Adjective Phrase

An adjective phrase is a group of words that modifies a noun and is headed by an adjective.

The adjective in the phrase can be placed at the start, in the middle, or at the end of the phrase. It can be placed before, or after, the noun or pronoun in the sentence.

What are Adjective Phrases?


Adjectives modify nouns and and an adjective phrase works in the same way. Take a look at these sentences where the single adjective (in red) has been highlighted. The noun being modified is also highlighted (in blue): 


  • Everyone was very happy  when the show started. 
  • The old book was extremely expensive but worth buying. 
  • John said the price of the ticket was much too high
  • Slower than a tortoise, he came last in the bike race. 
  • Employees upset over their falling wages decided to strike. 
  • The apartment building has quite large and expensive rooms to rent.
  • Her hair was incredibly beautiful to look at. 
  • The highly passionate politician gave a really mesmerising speech
  • Your dinner smells really nice.

Now take a look at exactly the same sentences. The adjective phrase is now underlined and in brackets, and the word modifying the adjective is highlighted in green.

Often it is simply an adverb modifying the adjective, but this is not the case in all of them:

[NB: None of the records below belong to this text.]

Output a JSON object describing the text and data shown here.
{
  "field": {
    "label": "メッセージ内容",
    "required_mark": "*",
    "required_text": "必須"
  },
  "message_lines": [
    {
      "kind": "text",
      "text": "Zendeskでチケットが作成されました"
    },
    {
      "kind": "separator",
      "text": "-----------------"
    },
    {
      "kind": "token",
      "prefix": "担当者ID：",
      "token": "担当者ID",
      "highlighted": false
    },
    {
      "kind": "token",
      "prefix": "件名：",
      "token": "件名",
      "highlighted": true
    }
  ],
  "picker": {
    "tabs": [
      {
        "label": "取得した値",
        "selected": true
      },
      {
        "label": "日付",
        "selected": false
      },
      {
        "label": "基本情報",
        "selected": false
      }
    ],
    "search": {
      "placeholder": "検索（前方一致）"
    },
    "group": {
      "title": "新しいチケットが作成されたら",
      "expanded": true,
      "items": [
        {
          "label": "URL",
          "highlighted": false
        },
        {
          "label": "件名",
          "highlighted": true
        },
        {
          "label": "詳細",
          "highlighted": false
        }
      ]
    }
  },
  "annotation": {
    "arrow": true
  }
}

  • Everyone was [very happy] when the show started. 
  • The old book was [extremely expensive] but worth buying. 
  • John said the price of the ticket was [much too high]. 
  • [Slower than a tortoise], he came last in the bike race. 
  • Employees [upset over their falling wages] decided to strike. 
  • The apartment building has [quite large and expensive] rooms to rent.
  • Her hair was [incredibly beautiful] to look at. 
  • The [highly passionate] politician gave a [really mesmerising] speech
  • Your dinner smells [really nice].

Attributive and Predictive Adjective Phrases


You will notice that in some of the examples, the adjective phrase appears before the noun it is modifying. 

When this occurs, it is an attributive adjective phrase. Here are the examples of this from the above sentences:


  • The apartment building has [quite large and expensive] rooms to rent.
  • The [highly passionate] politician gave a [really mesmerising] speech.

However, if it comes after the noun, it is a predictive adjective phrase. They don't appear immediately after the noun, but are placed after the verb. Here are some examples from the sentences above:


  • Everyone was [very happy] when the show started.
  • The old book was [extremely expensive] but worth buying.


Even though the phrase comes after the verb, it is modifying the noun.

Prepositional Phrases as Adjective Phrases


Prepositional phrases can also act as adjective phrases.

They act as adjective phrases when they are used to give additional information about a noun or pronoun in the sentence. They will be telling us which one or what kind.

It is sometimes called an adjective prepositional phrase and it will appear directly after the noun or pronoun that it modifies. 

Take a look at these sentences:


  • Take the taxi.
  • The boy is good at football.
  • Does the guitar belong to you?
  • The large file is mine.
  • The program is very good.
  • I want the candy.
  • We stayed at the hotel.
  • The woman is his wife.

We can then modify the nouns with adjective prepositional phrases:


  • Take the taxi behind the white car.
  • The boy in the red top is good at football.
  • Does the guitar on the floor belong to you?
  • The large file on the bottom shelf is mine.
  • The program after this one is very good.
  • I want the candy in the small jar.
  • We stayed at the hotel by the river.
  • The woman with him is his wife.